DATA EXTRACTS
>>

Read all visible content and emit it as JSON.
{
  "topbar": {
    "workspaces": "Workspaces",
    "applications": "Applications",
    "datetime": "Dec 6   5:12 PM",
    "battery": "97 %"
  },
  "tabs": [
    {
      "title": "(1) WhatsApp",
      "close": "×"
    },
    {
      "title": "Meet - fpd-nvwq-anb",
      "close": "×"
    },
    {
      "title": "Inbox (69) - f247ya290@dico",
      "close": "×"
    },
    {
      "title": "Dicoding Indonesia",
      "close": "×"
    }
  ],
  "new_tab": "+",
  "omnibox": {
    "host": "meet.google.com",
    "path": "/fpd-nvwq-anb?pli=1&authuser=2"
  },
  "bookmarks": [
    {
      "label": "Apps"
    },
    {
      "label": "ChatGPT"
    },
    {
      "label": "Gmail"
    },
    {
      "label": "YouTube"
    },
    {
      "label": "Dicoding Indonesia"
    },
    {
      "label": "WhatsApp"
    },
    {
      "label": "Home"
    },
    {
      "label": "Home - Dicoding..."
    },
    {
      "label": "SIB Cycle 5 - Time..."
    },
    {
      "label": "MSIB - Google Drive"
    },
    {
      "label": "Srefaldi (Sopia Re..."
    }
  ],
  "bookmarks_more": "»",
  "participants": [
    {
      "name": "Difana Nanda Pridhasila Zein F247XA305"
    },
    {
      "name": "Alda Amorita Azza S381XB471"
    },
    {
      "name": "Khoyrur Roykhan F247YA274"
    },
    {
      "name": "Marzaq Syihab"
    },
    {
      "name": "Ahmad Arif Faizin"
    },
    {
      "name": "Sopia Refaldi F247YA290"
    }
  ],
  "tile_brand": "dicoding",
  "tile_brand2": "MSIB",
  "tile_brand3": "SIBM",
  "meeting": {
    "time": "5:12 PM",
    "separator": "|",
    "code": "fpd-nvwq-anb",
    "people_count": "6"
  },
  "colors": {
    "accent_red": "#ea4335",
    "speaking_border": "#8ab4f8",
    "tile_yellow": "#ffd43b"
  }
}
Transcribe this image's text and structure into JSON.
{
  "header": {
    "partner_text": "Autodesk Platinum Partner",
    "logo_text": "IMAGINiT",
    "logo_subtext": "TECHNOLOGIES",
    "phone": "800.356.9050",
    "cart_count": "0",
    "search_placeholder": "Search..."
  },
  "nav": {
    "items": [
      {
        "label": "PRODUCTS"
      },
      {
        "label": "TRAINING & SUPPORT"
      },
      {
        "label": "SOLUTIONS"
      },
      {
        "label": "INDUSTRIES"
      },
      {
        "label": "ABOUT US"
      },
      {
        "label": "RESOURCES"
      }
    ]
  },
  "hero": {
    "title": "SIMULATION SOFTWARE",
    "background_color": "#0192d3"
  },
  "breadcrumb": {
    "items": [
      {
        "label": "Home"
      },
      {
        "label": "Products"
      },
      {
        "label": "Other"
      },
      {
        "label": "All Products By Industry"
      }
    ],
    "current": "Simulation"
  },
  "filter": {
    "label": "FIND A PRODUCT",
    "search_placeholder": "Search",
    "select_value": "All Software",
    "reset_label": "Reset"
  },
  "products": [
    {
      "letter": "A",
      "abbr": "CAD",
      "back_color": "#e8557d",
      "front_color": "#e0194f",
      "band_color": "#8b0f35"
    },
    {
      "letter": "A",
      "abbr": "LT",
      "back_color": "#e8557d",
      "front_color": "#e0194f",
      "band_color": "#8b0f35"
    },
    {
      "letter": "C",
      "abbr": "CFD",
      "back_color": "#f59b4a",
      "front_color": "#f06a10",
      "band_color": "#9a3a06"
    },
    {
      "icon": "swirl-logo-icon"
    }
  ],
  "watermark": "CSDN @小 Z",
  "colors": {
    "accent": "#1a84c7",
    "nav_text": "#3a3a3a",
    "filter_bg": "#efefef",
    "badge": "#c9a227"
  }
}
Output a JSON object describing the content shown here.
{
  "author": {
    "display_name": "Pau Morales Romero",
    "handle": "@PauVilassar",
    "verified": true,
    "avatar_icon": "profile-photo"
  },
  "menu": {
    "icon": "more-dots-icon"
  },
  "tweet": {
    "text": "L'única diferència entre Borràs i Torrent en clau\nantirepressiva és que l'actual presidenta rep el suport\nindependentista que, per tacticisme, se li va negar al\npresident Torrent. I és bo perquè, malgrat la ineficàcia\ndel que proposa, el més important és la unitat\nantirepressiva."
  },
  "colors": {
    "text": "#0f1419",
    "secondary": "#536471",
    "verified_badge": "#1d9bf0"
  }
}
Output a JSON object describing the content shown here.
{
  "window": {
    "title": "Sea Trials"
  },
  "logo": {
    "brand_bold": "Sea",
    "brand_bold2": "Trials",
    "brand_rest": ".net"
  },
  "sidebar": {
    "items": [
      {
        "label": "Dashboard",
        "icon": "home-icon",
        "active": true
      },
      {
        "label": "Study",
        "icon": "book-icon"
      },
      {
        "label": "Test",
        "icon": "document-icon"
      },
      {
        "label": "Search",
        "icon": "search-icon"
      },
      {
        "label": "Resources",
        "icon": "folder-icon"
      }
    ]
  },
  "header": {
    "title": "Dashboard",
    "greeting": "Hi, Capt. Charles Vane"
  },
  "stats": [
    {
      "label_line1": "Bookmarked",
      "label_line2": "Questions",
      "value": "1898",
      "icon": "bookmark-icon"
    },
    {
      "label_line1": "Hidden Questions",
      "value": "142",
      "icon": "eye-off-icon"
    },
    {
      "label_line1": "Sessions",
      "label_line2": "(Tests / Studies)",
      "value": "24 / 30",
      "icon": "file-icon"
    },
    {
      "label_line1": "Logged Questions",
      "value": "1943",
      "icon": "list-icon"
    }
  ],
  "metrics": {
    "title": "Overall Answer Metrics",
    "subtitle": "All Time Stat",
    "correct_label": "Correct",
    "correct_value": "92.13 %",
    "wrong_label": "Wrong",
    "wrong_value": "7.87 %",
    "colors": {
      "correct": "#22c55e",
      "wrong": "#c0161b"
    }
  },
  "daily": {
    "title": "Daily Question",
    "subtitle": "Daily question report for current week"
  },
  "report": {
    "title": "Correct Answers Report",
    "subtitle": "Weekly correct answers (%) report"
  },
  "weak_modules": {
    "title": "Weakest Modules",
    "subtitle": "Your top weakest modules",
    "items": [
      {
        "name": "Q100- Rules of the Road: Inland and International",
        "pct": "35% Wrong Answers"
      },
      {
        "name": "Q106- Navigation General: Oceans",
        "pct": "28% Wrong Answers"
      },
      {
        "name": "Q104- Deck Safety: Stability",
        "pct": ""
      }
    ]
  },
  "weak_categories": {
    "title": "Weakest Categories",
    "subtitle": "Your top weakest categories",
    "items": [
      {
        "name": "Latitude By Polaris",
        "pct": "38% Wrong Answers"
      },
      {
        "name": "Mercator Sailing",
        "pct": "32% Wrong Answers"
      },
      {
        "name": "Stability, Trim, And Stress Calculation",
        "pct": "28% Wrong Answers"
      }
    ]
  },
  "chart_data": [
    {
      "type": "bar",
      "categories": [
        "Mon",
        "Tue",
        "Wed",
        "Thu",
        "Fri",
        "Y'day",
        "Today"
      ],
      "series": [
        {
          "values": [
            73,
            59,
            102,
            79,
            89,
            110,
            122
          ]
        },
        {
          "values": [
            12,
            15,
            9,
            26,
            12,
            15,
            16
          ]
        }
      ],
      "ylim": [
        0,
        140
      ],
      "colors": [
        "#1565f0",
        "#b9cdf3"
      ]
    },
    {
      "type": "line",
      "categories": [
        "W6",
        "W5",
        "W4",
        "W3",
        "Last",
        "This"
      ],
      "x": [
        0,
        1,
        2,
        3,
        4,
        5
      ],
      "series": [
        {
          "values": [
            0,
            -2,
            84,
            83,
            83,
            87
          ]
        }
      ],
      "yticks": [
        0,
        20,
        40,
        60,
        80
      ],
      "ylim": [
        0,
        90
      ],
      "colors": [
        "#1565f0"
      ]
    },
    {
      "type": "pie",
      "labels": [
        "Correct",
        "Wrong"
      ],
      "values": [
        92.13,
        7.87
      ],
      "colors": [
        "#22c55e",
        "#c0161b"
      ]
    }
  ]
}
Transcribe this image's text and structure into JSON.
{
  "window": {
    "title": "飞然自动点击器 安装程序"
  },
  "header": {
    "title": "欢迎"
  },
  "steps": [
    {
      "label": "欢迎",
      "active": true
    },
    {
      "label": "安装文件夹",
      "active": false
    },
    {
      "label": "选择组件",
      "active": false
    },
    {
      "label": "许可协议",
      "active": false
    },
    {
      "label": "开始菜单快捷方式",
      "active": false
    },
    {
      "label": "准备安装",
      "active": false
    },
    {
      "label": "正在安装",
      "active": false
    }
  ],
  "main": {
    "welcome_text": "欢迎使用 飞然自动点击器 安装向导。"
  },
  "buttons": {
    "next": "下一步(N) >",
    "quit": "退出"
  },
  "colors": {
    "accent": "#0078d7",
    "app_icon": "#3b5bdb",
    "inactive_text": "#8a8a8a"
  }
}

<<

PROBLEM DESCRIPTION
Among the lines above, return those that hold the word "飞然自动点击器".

REPLY TO THE EXERCISE
    "title": "飞然自动点击器 安装程序"
    "welcome_text": "欢迎使用 飞然自动点击器 安装向导。"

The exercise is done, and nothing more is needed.